= Try it =
Set down every record below exactly as it stands, minus the pictures.

[Collection entries]
═══
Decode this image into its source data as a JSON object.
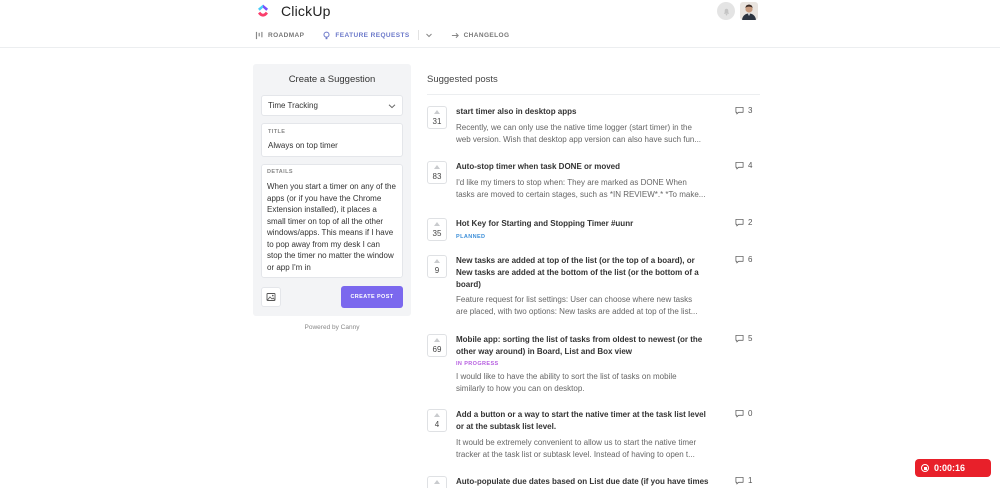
{
  "header": {
    "brand": "ClickUp",
    "nav": [
      {
        "label": "ROADMAP",
        "icon": "roadmap-icon"
      },
      {
        "label": "FEATURE REQUESTS",
        "icon": "lightbulb-icon",
        "active": true
      },
      {
        "label": "CHANGELOG",
        "icon": "arrow-right-icon"
      }
    ]
  },
  "form": {
    "title": "Create a Suggestion",
    "board": "Time Tracking",
    "title_label": "TITLE",
    "title_value": "Always on top timer",
    "details_label": "DETAILS",
    "details_value": "When you start a timer on any of the apps (or if you have the Chrome Extension installed), it places a small timer on top of all the other windows/apps. This means if I have to pop away from my desk I can stop the timer no matter the window or app I'm in",
    "submit": "CREATE POST",
    "powered": "Powered by Canny"
  },
  "posts": {
    "heading": "Suggested posts",
    "items": [
      {
        "votes": "31",
        "title": "start timer also in desktop apps",
        "status": "",
        "desc_1": "Recently, we can only use the native time logger (start timer) in the",
        "desc_2": "web version. Wish that desktop app version can also have such fun...",
        "comments": "3"
      },
      {
        "votes": "83",
        "title": "Auto-stop timer when task DONE or moved",
        "status": "",
        "desc_1": "I'd like my timers to stop when: They are marked as DONE When",
        "desc_2": "tasks are moved to certain stages, such as *IN REVIEW*.* *To make...",
        "comments": "4"
      },
      {
        "votes": "35",
        "title": "Hot Key for Starting and Stopping Timer #uunr",
        "status": "PLANNED",
        "desc_1": "",
        "desc_2": "",
        "comments": "2"
      },
      {
        "votes": "9",
        "title_1": "New tasks are added at top of the list (or the top of a board), or",
        "title_2": "New tasks are added at the bottom of the list (or the bottom of a",
        "title_3": "board)",
        "status": "",
        "desc_1": "Feature request for list settings: User can choose where new tasks",
        "desc_2": "are placed, with two options: New tasks are added at top of the list...",
        "comments": "6"
      },
      {
        "votes": "69",
        "title_1": "Mobile app: sorting the list of tasks from oldest to newest (or the",
        "title_2": "other way around) in Board, List and Box view",
        "status": "IN PROGRESS",
        "desc_1": "I would like to have the ability to sort the list of tasks on mobile",
        "desc_2": "similarly to how you can on desktop.",
        "comments": "5"
      },
      {
        "votes": "4",
        "title_1": "Add a button or a way to start the native timer at the task list level",
        "title_2": "or at the subtask list level.",
        "status": "",
        "desc_1": "It would be extremely convenient to allow us to start the native timer",
        "desc_2": "tracker at the task list or subtask level. Instead of having to open t...",
        "comments": "0"
      },
      {
        "votes": "",
        "title": "Auto-populate due dates based on List due date (if you have times",
        "status": "",
        "desc_1": "",
        "desc_2": "",
        "comments": "1"
      }
    ]
  },
  "timer": {
    "value": "0:00:16"
  },
  "colors": {
    "accent": "#7b68ee",
    "planned": "#3d8fd9",
    "in_progress": "#b65ee0",
    "timer": "#e8202a"
  }
}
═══
= Result below =
Decode this image into its source data as a JSON object.
{
  "header": {
    "brand": "ClickUp",
    "nav": [
      {
        "label": "ROADMAP",
        "icon": "roadmap-icon"
      },
      {
        "label": "FEATURE REQUESTS",
        "icon": "lightbulb-icon",
        "active": true
      },
      {
        "label": "CHANGELOG",
        "icon": "arrow-right-icon"
      }
    ]
  },
  "form": {
    "title": "Create a Suggestion",
    "board": "Time Tracking",
    "title_label": "TITLE",
    "title_value": "Always on top timer",
    "details_label": "DETAILS",
    "details_value": "When you start a timer on any of the apps (or if you have the Chrome Extension installed), it places a small timer on top of all the other windows/apps. This means if I have to pop away from my desk I can stop the timer no matter the window or app I'm in",
    "submit": "CREATE POST",
    "powered": "Powered by Canny"
  },
  "posts": {
    "heading": "Suggested posts",
    "items": [
      {
        "votes": "31",
        "title": "start timer also in desktop apps",
        "status": "",
        "desc_1": "Recently, we can only use the native time logger (start timer) in the",
        "desc_2": "web version. Wish that desktop app version can also have such fun...",
        "comments": "3"
      },
      {
        "votes": "83",
        "title": "Auto-stop timer when task DONE or moved",
        "status": "",
        "desc_1": "I'd like my timers to stop when: They are marked as DONE When",
        "desc_2": "tasks are moved to certain stages, such as *IN REVIEW*.* *To make...",
        "comments": "4"
      },
      {
        "votes": "35",
        "title": "Hot Key for Starting and Stopping Timer #uunr",
        "status": "PLANNED",
        "desc_1": "",
        "desc_2": "",
        "comments": "2"
      },
      {
        "votes": "9",
        "title_1": "New tasks are added at top of the list (or the top of a board), or",
        "title_2": "New tasks are added at the bottom of the list (or the bottom of a",
        "title_3": "board)",
        "status": "",
        "desc_1": "Feature request for list settings: User can choose where new tasks",
        "desc_2": "are placed, with two options: New tasks are added at top of the list...",
        "comments": "6"
      },
      {
        "votes": "69",
        "title_1": "Mobile app: sorting the list of tasks from oldest to newest (or the",
        "title_2": "other way around) in Board, List and Box view",
        "status": "IN PROGRESS",
        "desc_1": "I would like to have the ability to sort the list of tasks on mobile",
        "desc_2": "similarly to how you can on desktop.",
        "comments": "5"
      },
      {
        "votes": "4",
        "title_1": "Add a button or a way to start the native timer at the task list level",
        "title_2": "or at the subtask list level.",
        "status": "",
        "desc_1": "It would be extremely convenient to allow us to start the native timer",
        "desc_2": "tracker at the task list or subtask level. Instead of having to open t...",
        "comments": "0"
      },
      {
        "votes": "",
        "title": "Auto-populate due dates based on List due date (if you have times",
        "status": "",
        "desc_1": "",
        "desc_2": "",
        "comments": "1"
      }
    ]
  },
  "timer": {
    "value": "0:00:16"
  },
  "colors": {
    "accent": "#7b68ee",
    "planned": "#3d8fd9",
    "in_progress": "#b65ee0",
    "timer": "#e8202a"
  }
}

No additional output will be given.